>>>

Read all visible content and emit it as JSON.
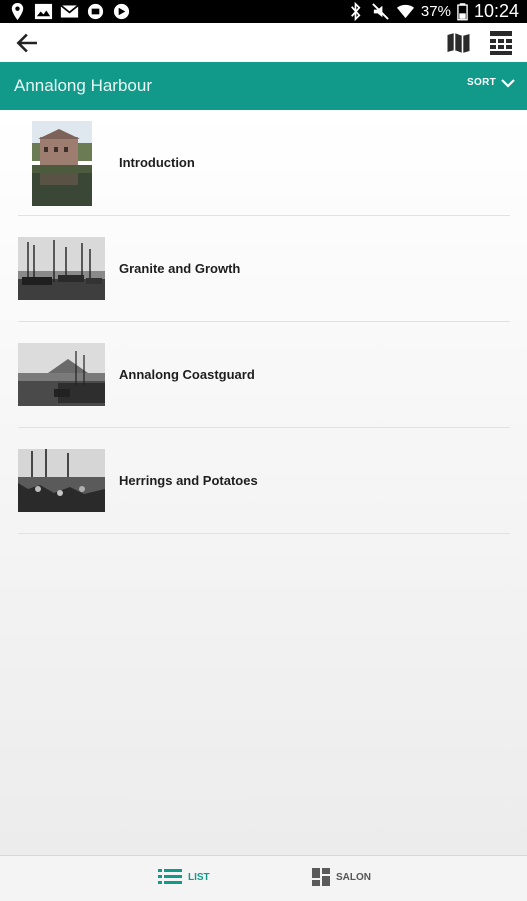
{
  "status_bar": {
    "battery_pct": "37%",
    "time": "10:24",
    "icons": [
      "location-icon",
      "photo-icon",
      "mail-icon",
      "app-icon",
      "app-icon",
      "bluetooth-icon",
      "mute-icon",
      "wifi-icon",
      "battery-icon"
    ]
  },
  "toolbar": {
    "back_icon": "arrow-left-icon",
    "map_icon": "map-icon",
    "grid_icon": "view-grid-icon"
  },
  "header": {
    "title": "Annalong Harbour",
    "sort_label": "SORT"
  },
  "items": [
    {
      "label": "Introduction"
    },
    {
      "label": "Granite and Growth"
    },
    {
      "label": "Annalong Coastguard"
    },
    {
      "label": "Herrings and Potatoes"
    }
  ],
  "bottom_tabs": [
    {
      "label": "LIST",
      "active": true
    },
    {
      "label": "SALON",
      "active": false
    }
  ],
  "colors": {
    "accent": "#119a8a",
    "text": "#1e1e1e",
    "inactive_tab": "#555555"
  }
}
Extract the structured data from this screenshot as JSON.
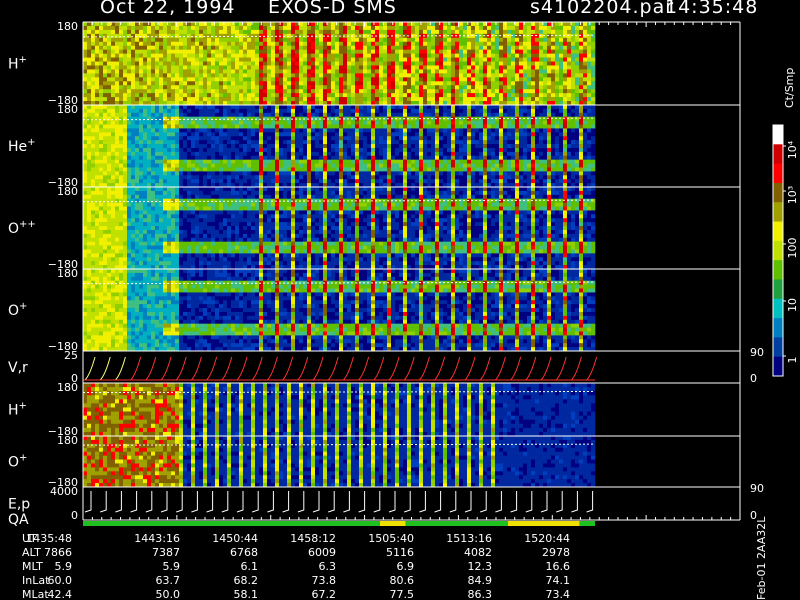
{
  "title": {
    "date": "Oct 22, 1994",
    "instrument": "EXOS-D SMS",
    "file": "s4102204.par",
    "time": "14:35:48"
  },
  "panels": [
    {
      "label": "H",
      "sup": "+",
      "ymax": "180",
      "ymin": "−180"
    },
    {
      "label": "He",
      "sup": "+",
      "ymax": "180",
      "ymin": "−180"
    },
    {
      "label": "O",
      "sup": "++",
      "ymax": "180",
      "ymin": "−180"
    },
    {
      "label": "O",
      "sup": "+",
      "ymax": "180",
      "ymin": "−180"
    },
    {
      "label": "V,r",
      "sup": "",
      "ymax": "25",
      "ymin": "0",
      "rmax": "90",
      "rmin": "0"
    },
    {
      "label": "H",
      "sup": "+",
      "ymax": "180",
      "ymin": "−180"
    },
    {
      "label": "O",
      "sup": "+",
      "ymax": "180",
      "ymin": "−180"
    },
    {
      "label": "E,p",
      "sup": "",
      "ymax": "4000",
      "ymin": "0",
      "rmax": "90",
      "rmin": "0",
      "extra": "QA"
    }
  ],
  "colorbar": {
    "unit": "Ct/Smp",
    "ticks": [
      "10⁴",
      "10³",
      "100",
      "10",
      "1"
    ],
    "colors": [
      "#ffffff",
      "#d00000",
      "#ff0000",
      "#806000",
      "#a0a000",
      "#f0f000",
      "#c0e000",
      "#60c000",
      "#20a040",
      "#00c0c0",
      "#0080c0",
      "#0040a0",
      "#000080"
    ]
  },
  "footer": {
    "rows": [
      {
        "name": "UT",
        "values": [
          "1435:48",
          "1443:16",
          "1450:44",
          "1458:12",
          "1505:40",
          "1513:16",
          "1520:44"
        ]
      },
      {
        "name": "ALT",
        "values": [
          "7866",
          "7387",
          "6768",
          "6009",
          "5116",
          "4082",
          "2978"
        ]
      },
      {
        "name": "MLT",
        "values": [
          "5.9",
          "5.9",
          "6.1",
          "6.3",
          "6.9",
          "12.3",
          "16.6"
        ]
      },
      {
        "name": "InLat",
        "values": [
          "60.0",
          "63.7",
          "68.2",
          "73.8",
          "80.6",
          "84.9",
          "74.1"
        ]
      },
      {
        "name": "MLat",
        "values": [
          "42.4",
          "50.0",
          "58.1",
          "67.2",
          "77.5",
          "86.3",
          "73.4"
        ]
      }
    ],
    "stamp": "Feb-01 2AA32L"
  },
  "chart_data": {
    "type": "heatmap",
    "title": "Oct 22, 1994   EXOS-D SMS",
    "x_ticks": [
      "1435:48",
      "1443:16",
      "1450:44",
      "1458:12",
      "1505:40",
      "1513:16",
      "1520:44"
    ],
    "color_scale": "log",
    "clim": [
      1,
      10000
    ],
    "colorbar_label": "Ct/Smp",
    "panels": [
      "H+",
      "He+",
      "O++",
      "O+",
      "V,r",
      "H+",
      "O+",
      "E,p"
    ]
  }
}
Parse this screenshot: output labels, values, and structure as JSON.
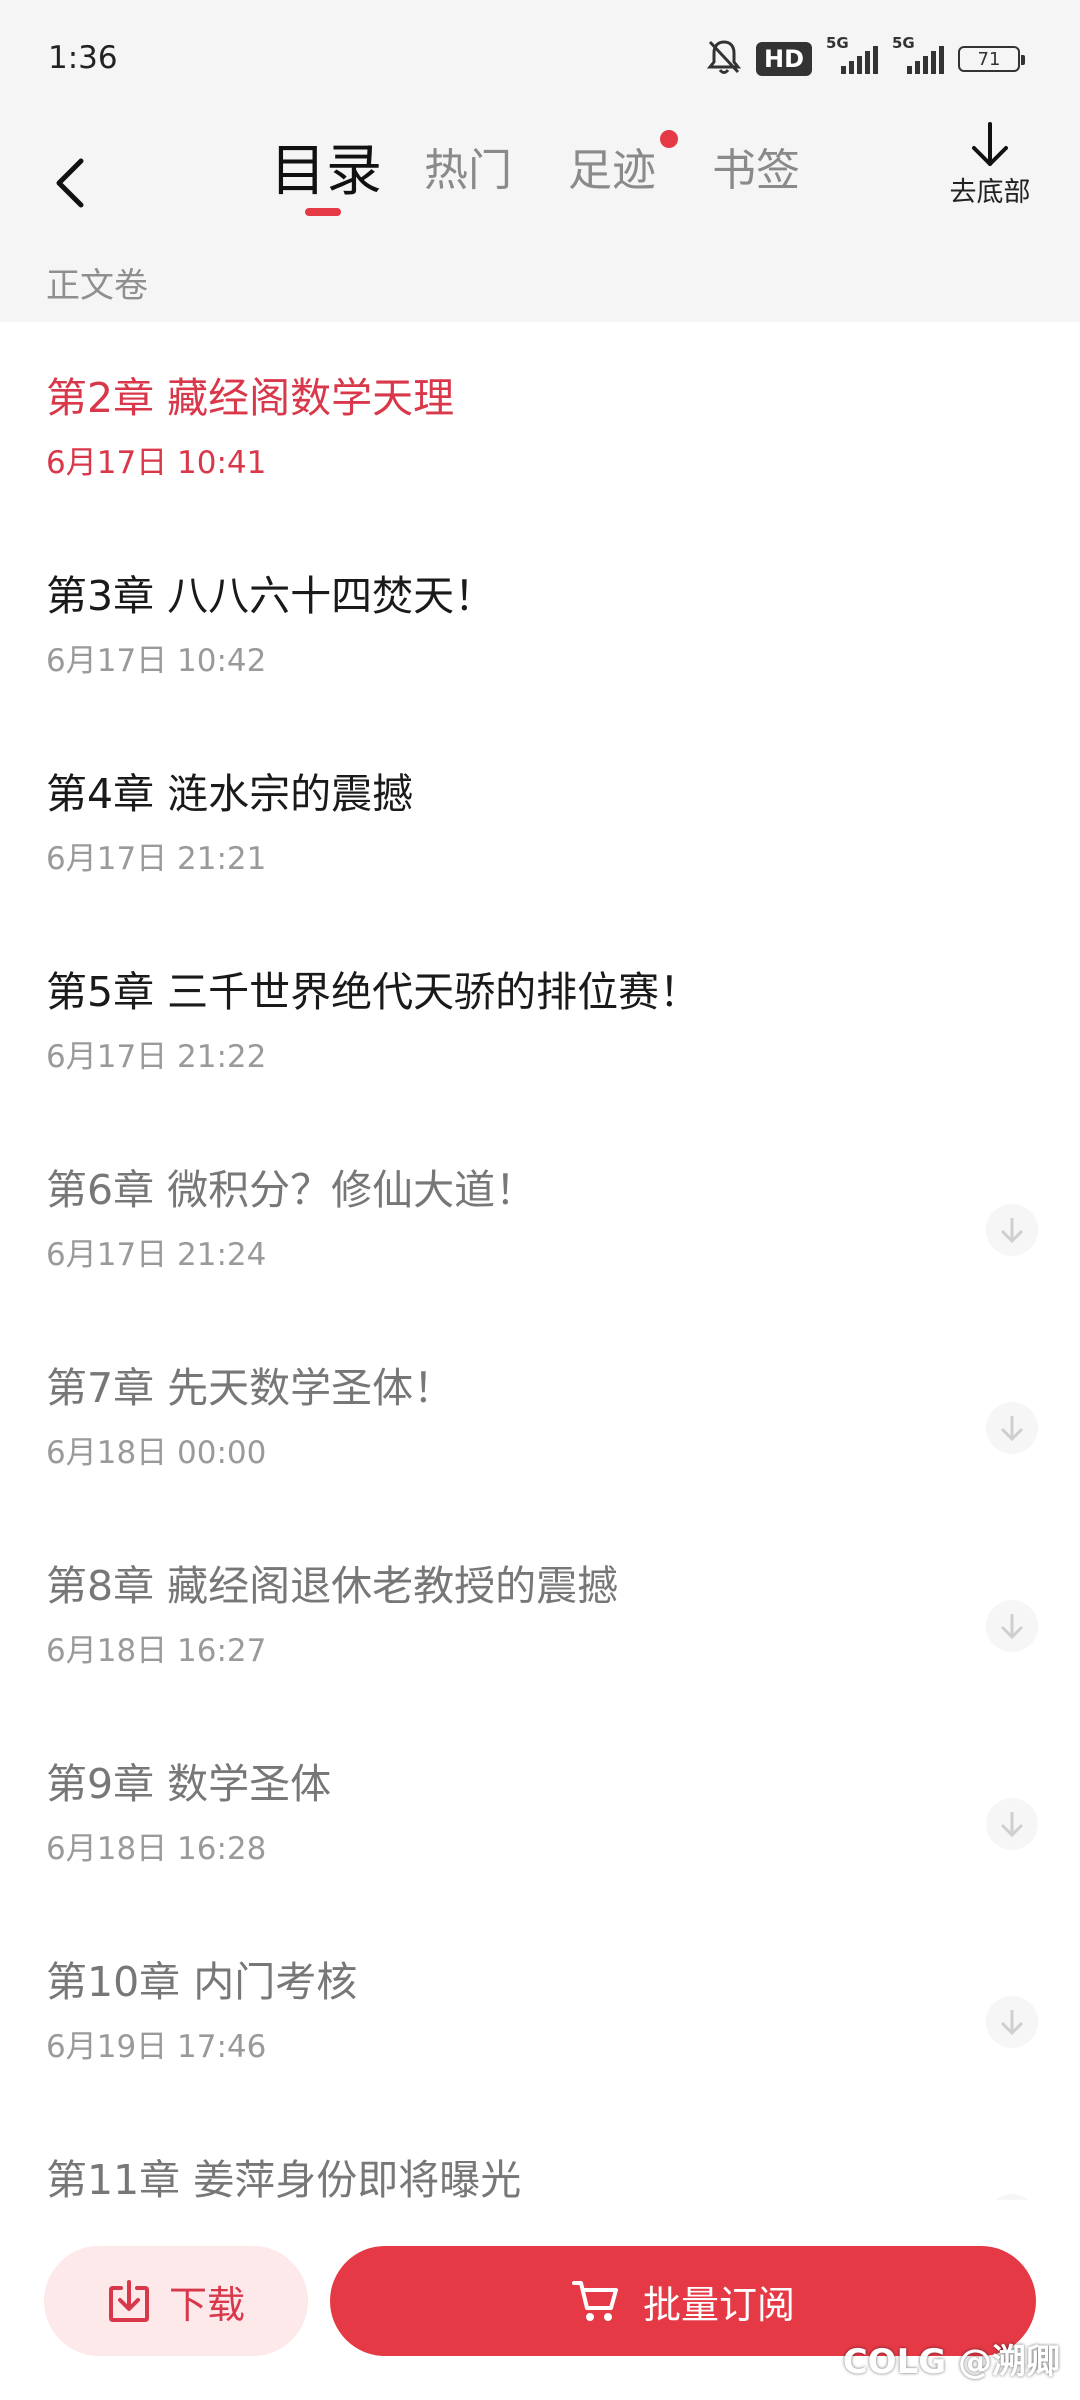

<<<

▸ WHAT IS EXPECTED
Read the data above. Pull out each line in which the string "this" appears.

▸ EXERCISE OUTPUT
Extract the structured data from this screenshot as JSON.
Parse this screenshot: output labels, values, and structure as JSON.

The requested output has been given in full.